Snake plants may survive with minimal watering. Because of their ability to retain water in their leaves, these plants are classified as semi-succulents and have very little water needs.
Snake Plant Flower likewise despise foot-wet soil and would rather have dry soil than damp or muddy. The leaves may break and perish if the plant is overwatered. However, prolonged droughts can also have negative effects.
Wait until the soil feels dry before watering Snake Plant Flower. That might be as little as twice a month in some climates and temperatures. Even less watering is required for your snake plant in the winter.
Many people think that snake plants can handle stress and still blossom if their light needs are satisfied. According to some, the snake plant will bloom if you water it very little. You can try this approach if you’re willing to take the chance of other problems that might arise from being underwater.
Soil and Nutrients
Soil that is both bright and drains well is ideal for snake plants. As previously said, root rot can occur in snake plants when the soil gets too waterlogged. Including some river sand in your potting mix is an easy way to improve the drainage and aeration of your soil.
Nutrients are usually unnecessary for Snake Plant Flower to thrive. However, you can increase the likelihood of flowering in your snake plant by scattering a fertilizer with a high phosphorus content. Applying an excessive amount might lead to a soil nutrient imbalance, which in turn hinders plant growth.
The snake plant is a tropical plant that originated in West Africa. They do well in USDA hardiness zones 9–11. Snake plants, which normally live outside, will die in temperatures below 50 degrees Fahrenheit unless brought inside for the winter.
Exposing your Snake Plant Flower to cold winds and stress might cause it to bloom, but the opposite is true. A safer alternative would be to use higher heat or less water; neither of these will immediately kill your plant, and if the damage isn’t too severe, it may be possible to fix it later.
When and if your snake plant blooms is highly dependent on its age. It is highly unusual for younger plants to blossom.
Under ideal circumstances, older, more established plants are more likely to produce flowers.
An additional source of stress for established plants is the increased likelihood that they may become root-bound or otherwise confined to their pot. Even when given adequate light, snake plants that are left unattended can quickly outgrow their container. Because of the cramped quarters, the snake plant has shifted its focus from leaf production to flower production.
Few people are aware that snake plants can actually produce flowers. Occasionally, for no apparent reason, these blossoms may appear.
Some people even think that snake plants thrive when neglected because they don’t need much care. In the end, the lovely, elusive white flowers can be achieved by being patient, satisfying the light requirements of this plant, and adding a little healthy stress.

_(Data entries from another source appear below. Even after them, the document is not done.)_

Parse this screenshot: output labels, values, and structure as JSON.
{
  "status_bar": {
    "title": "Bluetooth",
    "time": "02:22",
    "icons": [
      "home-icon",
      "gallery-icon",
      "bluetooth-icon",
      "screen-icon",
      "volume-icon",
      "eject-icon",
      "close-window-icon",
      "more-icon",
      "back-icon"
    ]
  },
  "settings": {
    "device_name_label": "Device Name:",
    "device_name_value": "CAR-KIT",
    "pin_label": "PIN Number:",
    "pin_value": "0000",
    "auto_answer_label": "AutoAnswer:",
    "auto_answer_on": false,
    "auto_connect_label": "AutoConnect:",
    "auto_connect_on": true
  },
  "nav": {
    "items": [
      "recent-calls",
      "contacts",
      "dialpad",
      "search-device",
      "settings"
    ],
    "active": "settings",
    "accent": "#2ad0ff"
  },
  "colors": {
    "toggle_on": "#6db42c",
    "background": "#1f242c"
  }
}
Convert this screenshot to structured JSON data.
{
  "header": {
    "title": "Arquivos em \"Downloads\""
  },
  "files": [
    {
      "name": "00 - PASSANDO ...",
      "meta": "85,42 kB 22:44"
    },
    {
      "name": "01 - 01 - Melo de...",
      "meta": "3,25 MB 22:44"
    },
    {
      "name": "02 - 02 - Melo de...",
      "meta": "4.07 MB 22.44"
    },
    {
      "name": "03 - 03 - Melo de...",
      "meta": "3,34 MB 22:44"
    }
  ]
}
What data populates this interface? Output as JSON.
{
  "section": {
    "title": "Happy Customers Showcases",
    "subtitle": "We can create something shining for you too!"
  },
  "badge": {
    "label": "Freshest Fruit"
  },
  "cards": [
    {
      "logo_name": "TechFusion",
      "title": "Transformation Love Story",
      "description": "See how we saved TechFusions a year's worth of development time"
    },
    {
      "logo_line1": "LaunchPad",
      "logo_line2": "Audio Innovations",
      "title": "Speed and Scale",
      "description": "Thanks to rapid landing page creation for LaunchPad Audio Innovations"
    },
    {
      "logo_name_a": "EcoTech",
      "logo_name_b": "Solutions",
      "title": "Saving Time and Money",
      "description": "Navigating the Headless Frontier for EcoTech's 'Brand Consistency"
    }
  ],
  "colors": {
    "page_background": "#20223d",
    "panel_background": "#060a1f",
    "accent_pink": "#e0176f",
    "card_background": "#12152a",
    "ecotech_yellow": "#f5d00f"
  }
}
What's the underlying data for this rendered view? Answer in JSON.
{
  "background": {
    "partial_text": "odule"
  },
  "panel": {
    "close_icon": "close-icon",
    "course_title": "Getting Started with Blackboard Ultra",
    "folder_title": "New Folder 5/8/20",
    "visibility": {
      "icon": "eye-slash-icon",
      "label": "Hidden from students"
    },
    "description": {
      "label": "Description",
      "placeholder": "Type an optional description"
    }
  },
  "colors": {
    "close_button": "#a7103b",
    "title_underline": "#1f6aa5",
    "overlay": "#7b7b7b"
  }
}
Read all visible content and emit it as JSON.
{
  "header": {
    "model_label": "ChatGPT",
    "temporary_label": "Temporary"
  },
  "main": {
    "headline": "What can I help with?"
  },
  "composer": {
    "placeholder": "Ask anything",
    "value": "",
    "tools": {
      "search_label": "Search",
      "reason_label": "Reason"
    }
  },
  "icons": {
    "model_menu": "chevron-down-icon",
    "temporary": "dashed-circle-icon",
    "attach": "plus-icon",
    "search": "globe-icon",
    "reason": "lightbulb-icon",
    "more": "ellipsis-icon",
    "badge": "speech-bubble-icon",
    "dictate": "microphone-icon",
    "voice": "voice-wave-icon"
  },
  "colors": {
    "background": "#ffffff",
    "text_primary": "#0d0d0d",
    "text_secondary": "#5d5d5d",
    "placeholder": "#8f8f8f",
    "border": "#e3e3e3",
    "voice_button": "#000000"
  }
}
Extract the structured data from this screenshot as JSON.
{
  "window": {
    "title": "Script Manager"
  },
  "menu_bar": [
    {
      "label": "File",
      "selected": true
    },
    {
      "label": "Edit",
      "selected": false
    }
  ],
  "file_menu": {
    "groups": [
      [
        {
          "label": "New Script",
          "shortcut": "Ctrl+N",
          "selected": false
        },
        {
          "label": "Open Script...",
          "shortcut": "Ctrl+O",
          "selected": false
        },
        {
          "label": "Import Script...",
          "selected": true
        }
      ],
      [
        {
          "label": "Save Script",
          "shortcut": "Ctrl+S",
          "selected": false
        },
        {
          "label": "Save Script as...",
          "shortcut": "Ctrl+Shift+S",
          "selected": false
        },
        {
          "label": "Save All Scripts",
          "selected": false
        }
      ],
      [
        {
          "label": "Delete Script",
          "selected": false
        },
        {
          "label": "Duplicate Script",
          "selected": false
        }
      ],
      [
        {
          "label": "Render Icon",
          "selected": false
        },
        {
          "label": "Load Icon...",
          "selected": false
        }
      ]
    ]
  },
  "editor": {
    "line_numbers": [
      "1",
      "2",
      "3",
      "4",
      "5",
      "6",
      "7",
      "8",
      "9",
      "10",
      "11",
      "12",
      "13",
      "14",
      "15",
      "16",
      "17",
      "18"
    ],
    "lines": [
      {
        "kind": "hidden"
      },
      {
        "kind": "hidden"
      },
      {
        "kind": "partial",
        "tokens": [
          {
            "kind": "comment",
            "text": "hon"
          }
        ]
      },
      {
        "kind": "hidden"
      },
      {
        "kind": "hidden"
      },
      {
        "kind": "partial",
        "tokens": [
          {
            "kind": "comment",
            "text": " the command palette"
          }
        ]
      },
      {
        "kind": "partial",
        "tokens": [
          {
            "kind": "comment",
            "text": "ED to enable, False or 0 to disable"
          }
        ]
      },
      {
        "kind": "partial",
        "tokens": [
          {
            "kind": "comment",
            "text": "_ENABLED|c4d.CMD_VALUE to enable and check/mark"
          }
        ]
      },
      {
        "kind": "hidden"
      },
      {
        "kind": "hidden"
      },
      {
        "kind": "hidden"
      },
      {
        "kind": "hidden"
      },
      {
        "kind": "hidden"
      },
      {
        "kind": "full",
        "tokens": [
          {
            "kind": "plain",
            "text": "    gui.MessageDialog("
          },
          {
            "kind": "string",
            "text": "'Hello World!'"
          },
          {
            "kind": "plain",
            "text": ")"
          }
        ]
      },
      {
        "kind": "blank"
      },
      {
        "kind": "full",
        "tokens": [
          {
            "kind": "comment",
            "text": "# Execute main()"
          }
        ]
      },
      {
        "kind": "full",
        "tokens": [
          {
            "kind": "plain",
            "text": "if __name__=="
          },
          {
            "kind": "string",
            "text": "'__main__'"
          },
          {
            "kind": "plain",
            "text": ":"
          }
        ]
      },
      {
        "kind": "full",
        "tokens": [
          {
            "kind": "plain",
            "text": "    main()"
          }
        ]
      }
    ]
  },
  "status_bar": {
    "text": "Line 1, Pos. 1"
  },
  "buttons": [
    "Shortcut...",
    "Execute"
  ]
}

These blossoms release thick, sticky nectar and have a powerful scent, so be careful. This nectar is a magnet for pests and a real pain to clean up afterward. Aside from that, if your Snake Plant Flower ever decides to bloom, you will be treated to these unusual blossoms.